Here are the new pipes. The shower is on the left and the toilet is on the right. The pipe headed toward the lower left is the bathroom sink and the pipe headed toward the lower right is going to the kitchen and what will be the junction of pipes to the upstairs. The pipe that disappears under the concrete heads out of the house in our new trench.

Here’s another angle. The bathroom sink pipe is on the right and the pipe on the left is headed to the kitchen where the old nasty pipes in the first few pictures came up.

Here’s the new sewer pipe running through the master bedroom and out the front of the house.

Back at the giant hole in our front yard Kevin and his dad attached a new PVC pipe to the existing city pipe.

Here you can see the new sewer pipe (the large white one on the right) and the new water line (thin black pipe on the left). The shut off valve from the city connection to the house is located where the pipe is sticking out of the ground at the bottom of the picture.

Here’s the new pipe running through our trench, now connecting the house pipes to the city pipes. Yay!

Here is the new sewer pipe leading to where the upstairs bathroom will be. Next to it is the new water pipe and hose bib. Both of these pipes will be inside the wall separating the kitchen from the mud room.

With the hard part out of the way we filled in the trenches in the concrete slab with all the busted terracotta and concrete.

On top of the broken concrete and dirt we placed a layer of plastic sheeting as a vapor barrier to keep moisture away from the concrete. We placed wire mesh on top of the vapor barrier then drilled and pinned rebar into the old slab around the perimeter. The rebar is used to tie the new concrete in with the old and ensures a strong hold.

We did the same things for the trench in the master bedroom.

We also filled in the trench and the giant hole in the front yard.

Time to call the concrete people! Kevin knocked off some of the sheeting and they pulled the truck right up to the house and in through the front wall. This saved us about 98743957 trips with a wheelbarrow!

We filled the trenches with concrete…and Carson (Dad's Golden Retriever) helped tremendously by supervising the job.

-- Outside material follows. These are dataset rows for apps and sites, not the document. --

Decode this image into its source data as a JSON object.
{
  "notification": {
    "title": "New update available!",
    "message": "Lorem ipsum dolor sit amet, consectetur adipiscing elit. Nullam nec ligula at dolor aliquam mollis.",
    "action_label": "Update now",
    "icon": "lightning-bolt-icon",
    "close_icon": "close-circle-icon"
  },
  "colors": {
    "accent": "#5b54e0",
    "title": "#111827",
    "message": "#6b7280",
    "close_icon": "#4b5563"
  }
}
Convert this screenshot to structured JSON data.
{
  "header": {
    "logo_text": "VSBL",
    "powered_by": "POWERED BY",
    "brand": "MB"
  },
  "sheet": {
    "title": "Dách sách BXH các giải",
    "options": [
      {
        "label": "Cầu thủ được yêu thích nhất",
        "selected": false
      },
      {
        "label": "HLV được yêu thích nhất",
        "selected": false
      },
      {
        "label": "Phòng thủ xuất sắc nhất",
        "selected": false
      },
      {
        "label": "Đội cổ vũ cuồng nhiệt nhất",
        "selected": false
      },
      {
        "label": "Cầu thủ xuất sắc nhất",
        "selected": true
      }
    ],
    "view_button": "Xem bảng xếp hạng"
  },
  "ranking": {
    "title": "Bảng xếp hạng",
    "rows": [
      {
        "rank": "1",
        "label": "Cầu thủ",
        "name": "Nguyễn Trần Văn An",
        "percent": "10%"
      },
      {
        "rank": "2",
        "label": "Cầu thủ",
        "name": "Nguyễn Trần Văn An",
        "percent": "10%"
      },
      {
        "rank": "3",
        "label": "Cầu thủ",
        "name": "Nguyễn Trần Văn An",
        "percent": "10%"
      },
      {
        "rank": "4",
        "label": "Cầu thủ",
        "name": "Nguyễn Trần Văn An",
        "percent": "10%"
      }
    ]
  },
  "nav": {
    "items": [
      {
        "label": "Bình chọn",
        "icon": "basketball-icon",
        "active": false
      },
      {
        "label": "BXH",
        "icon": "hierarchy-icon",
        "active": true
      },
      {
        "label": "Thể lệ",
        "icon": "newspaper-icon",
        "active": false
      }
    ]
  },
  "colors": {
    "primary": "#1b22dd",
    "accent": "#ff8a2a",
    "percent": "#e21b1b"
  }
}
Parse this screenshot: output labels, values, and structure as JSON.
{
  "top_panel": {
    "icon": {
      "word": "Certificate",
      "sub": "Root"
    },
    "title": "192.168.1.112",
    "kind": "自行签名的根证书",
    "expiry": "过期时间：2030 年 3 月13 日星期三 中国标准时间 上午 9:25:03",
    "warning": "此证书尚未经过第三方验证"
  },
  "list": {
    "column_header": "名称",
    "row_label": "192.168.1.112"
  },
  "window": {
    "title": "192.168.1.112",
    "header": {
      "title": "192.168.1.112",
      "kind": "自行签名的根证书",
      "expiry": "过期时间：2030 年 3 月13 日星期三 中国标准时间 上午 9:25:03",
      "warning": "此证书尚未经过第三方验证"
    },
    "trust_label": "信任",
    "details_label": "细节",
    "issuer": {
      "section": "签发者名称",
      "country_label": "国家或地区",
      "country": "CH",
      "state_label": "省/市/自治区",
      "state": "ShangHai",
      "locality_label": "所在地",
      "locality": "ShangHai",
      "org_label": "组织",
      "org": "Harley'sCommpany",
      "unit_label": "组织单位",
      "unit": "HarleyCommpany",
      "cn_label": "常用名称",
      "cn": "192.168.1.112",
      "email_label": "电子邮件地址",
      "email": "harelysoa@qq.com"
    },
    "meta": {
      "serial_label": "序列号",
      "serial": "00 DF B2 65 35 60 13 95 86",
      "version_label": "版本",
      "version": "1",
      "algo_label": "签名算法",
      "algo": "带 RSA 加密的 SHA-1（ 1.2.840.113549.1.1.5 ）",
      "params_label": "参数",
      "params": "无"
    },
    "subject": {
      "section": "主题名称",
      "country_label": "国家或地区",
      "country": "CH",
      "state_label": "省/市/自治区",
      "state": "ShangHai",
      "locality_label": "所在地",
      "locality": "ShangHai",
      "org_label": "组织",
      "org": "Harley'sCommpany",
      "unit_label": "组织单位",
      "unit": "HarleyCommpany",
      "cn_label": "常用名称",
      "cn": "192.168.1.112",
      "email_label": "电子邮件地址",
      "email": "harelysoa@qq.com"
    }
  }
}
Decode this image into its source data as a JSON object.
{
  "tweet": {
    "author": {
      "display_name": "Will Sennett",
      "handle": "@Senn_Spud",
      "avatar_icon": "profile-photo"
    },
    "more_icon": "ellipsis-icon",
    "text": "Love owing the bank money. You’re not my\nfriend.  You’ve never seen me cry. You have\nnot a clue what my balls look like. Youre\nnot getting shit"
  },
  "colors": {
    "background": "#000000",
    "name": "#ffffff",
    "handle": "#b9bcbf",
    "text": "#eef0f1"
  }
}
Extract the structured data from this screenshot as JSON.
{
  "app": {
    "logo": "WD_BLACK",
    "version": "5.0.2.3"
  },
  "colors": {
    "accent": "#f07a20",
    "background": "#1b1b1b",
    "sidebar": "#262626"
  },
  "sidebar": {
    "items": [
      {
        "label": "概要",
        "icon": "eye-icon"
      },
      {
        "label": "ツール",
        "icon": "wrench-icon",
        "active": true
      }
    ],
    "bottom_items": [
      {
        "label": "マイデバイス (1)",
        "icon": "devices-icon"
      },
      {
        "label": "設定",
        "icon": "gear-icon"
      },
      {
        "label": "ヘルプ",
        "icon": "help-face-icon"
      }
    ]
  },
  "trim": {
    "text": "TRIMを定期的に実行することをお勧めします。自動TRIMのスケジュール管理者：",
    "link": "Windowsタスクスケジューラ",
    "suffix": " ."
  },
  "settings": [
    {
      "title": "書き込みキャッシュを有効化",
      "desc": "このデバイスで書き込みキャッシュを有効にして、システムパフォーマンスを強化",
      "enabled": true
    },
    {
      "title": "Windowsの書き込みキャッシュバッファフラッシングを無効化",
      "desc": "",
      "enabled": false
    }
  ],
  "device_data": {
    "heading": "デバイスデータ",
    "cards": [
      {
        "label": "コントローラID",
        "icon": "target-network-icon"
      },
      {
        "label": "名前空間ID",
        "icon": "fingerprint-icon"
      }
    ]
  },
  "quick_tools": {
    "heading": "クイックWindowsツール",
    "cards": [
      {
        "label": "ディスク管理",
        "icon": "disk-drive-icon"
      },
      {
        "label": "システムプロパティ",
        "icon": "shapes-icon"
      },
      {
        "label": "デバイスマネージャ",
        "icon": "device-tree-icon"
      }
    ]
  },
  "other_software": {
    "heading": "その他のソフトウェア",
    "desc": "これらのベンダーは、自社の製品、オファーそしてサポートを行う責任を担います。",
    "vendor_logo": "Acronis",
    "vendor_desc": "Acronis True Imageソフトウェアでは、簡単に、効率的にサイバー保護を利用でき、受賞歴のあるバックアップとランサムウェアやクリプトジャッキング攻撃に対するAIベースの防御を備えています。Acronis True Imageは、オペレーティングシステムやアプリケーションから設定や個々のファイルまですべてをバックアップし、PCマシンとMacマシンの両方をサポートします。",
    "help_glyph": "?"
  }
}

Using 2x4’s and trowels we smoothed out the wet concrete to make sure it was perfectly level with the original concrete.


After smoothing and leveling it out it was time to let it dry. Within 24 hours it’s usually dry enough to walk on. The inside layers of the concrete cure over time and within 30 days it’s strong enough to park a truck on it. We didn’t test that theory though.

All dry! In fact it looks like we never busted it up in the first place. Go team!

The sewer and water line replacement took a lot of hard work and was a very time consuming project we didn’t anticipate. It was a great experience though! One that we never want to do again. Ok, let's be honest...I think it was a great experience because KEVIN and his Dad busted the majority of the concrete and dug 95% of the indoor trenches! Next, we'll show you some major progress with the roof and rear dormer!


Michael F. Walsh said...

There really is only one appropriate comment to make and I am proud to do so.....



Kevin said...

Thanks Mike, somebody HAD to say it! Haha!